The retail industry has always been at the forefront of innovation. It started with the massive pivot of the customers from the brick and mortar to online shopping. Covid has further exacerbated this shift as is evident in the change in consumer preferences and buying behavior. This change calls for agility in supply chains to serve the consumer's demands in a more effective and efficient way.
The eCommerce brands and businesses generate large volumes of data with the increasing interactions of the users with online websites. Such interactions aka data catch every data scientist’s fancy as they use machine learning algorithms on such large-scale data to identify the patterns and generate business insights.
AI use-cases in Retail
In this article, we will discuss some of the use cases of AI/ML in the retail industry.
Let's start with an analogy - the support staff in a retail store is always available to help you find the relevant product, the closest variant match (in case the exact product is not available), a similar product with better pricing, and a lot more. Note that their job (read search space) is still limited to all the products available within the store.
Now enters the AI that finds the relevant product for your search query in the universe of the entire catalog of the eCommerce brand. Notably, the search space has increased manifold as the AI algorithm needs to find the closest matching product with the best competitive pricing to facilitate the conversion.
Chatbots, virtual assistants, and voice-command assistants do the same job in the digital world. They ease online shopping by helping the users by scanning through the vast catalog in a fraction of time and finding the relevant product.
AI is not just limited to the text query but is also capable of analyzing the huge corpus of images to identify the relevant products on the basis of the uploaded image of the product by the user. This saves the user the hassle of typing the characteristics of the product and leads to the better matching product identification.
Lead generation and retention
Smart AI systems analyze the logs of the user search e.g. the amount of time spent across categories, products saved for later, products in the cart, etc, and keep the customer engaged by sending special deals and offers to improve the chances of conversion. This search history and customers’ touchpoints on digital platforms make an excellent repository of insights for the businesses as they can send personalized recommendations with discounted prices.
These deals also serve as a great extrapolation of what once used to be a static discount rule. Dynamic pricing helps businesses devise a more agile way to understand supply and demand dynamics in real-time and drive their customers through conversion by serving customized discounts.
The user search history and clickstream journey not only help in retaining their interests by providing better discounts and deals, but AI also has the potential to identify the subset of other users with similar interests in products as the targeted user. It then recommends those products by predicting what each user might need next.
While this is driving great conversions for the businesses, pushing such personalized recommendations certainly gives customers a seamless experience by notifying them of their potential interests.
The buck doesn’t stop here - personalization is the integrated view across multiple channels like mobile web app, website and email campaigns that is bolstering the customer experience.
Demand forecasting is at the core of the fulfillment process. It involves predicting what products need to be at what location and in what quantity that the customer is likely to buy in a given time frame.

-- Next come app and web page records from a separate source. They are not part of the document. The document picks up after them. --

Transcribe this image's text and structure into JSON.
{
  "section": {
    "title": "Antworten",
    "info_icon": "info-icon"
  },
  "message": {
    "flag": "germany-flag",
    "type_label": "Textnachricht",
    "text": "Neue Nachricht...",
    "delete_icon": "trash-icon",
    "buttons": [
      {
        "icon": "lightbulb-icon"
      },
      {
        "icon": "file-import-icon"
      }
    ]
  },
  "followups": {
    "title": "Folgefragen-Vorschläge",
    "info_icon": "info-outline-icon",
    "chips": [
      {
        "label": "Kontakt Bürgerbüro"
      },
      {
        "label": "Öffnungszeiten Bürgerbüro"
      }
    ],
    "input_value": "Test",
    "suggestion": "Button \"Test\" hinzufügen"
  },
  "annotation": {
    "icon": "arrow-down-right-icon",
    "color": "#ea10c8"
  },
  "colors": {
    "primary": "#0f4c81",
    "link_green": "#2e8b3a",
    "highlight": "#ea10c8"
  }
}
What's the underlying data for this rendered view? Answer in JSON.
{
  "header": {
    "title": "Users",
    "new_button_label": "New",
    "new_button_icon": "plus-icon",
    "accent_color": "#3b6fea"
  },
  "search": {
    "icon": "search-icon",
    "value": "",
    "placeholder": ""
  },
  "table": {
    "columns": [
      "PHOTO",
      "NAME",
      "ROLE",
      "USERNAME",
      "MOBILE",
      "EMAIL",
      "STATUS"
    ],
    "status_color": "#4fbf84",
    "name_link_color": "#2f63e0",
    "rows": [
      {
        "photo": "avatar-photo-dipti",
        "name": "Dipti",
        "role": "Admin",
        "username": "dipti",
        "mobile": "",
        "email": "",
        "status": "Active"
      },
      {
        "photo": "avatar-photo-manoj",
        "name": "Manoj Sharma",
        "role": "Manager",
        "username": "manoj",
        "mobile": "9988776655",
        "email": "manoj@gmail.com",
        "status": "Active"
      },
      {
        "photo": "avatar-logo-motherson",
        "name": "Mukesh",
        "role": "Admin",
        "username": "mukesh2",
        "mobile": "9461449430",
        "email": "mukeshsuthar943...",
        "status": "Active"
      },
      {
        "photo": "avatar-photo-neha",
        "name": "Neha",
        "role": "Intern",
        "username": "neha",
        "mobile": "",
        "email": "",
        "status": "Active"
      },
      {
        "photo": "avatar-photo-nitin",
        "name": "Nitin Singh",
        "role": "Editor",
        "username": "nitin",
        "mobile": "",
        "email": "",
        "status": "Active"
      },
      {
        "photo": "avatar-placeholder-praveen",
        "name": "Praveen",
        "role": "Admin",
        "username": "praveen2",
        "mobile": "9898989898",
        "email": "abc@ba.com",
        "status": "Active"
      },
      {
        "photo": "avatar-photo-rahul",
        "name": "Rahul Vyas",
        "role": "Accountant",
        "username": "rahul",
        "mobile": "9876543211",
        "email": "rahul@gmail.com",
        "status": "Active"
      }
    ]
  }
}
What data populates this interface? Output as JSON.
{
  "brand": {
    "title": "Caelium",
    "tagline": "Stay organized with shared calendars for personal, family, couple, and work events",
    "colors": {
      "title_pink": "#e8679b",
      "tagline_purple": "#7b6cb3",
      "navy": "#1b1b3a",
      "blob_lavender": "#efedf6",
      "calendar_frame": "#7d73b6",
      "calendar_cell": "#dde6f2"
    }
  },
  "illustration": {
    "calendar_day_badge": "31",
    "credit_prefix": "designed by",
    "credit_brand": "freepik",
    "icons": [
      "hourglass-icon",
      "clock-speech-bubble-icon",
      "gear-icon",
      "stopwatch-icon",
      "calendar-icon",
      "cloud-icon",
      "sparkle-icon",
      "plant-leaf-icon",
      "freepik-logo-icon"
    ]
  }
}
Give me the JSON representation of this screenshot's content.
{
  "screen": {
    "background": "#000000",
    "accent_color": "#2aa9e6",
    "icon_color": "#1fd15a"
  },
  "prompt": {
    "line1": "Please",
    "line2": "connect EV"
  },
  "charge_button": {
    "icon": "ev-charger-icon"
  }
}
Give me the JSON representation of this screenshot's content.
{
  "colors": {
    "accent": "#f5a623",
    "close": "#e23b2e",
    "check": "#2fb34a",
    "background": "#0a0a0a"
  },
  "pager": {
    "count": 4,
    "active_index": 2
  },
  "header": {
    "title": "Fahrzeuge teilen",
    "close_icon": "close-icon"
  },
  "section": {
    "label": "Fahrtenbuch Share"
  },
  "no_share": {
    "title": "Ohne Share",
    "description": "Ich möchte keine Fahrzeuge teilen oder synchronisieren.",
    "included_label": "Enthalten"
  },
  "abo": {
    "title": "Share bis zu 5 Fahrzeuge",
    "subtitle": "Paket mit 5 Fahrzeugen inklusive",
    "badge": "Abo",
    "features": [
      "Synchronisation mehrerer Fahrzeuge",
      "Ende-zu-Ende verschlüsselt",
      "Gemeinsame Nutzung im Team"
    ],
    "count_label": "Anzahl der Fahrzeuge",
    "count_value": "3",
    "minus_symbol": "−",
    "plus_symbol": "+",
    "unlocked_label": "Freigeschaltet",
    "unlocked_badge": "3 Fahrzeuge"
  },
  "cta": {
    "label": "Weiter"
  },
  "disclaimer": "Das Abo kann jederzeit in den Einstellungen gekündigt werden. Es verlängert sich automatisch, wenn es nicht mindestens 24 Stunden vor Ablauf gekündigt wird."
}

The goal is to position the products that the customers will likely buy in the forecast duration closer to their geography. It involves a multitude of attributes like historical purchase patterns, promotions, discounts, holidays, etc.
Inventory Management and Last-Mile Delivery
Maintaining the right amount of inventory to appropriately serve the customers’ demand is one tough job. Consumer behavior and patterns change sporadically. A lot of exogenous variables come to play. One such recent development is godspeed grocery delivery time. Now, users do not need to plan their grocery needs in advance. Such factors add up to how users’ demands change and so is the need for a smart way of optimizing inventory. Not to forget the profound impact on the last-mile delivery process.
Challenges in Adoption of AI in Retail
AI has a lot of potential to improve the user experience and retail industry as a whole in the years to come. Having said that, building AI-enabled applications is no mean feat and has its own challenges.
It requires highly skilled data scientists along with cutting-edge software and hardware. Undoubtedly, such large-scale transformational projects call for huge business investments and need a thorough understanding of high-value problem statements. The critical question is to identify those high business impact projects. While there is no golden rule, the pragmatic way would be to identify a couple of the use-cases that have a direct impact on the company’s top and bottom line.
Another way to onboard such high-visibility projects is to study the market and see how competitors or other players in the market are using AI to accelerate the digital transformation journey. The key is to show the impact first, which would open the door for the rest of the AI-driven projects and act as an enabler in optimizing the entire supply chain.
In nutshell, AI technology is a big enabler in digital transformation and requires agility and timely adoption of AI to accelerate this journey.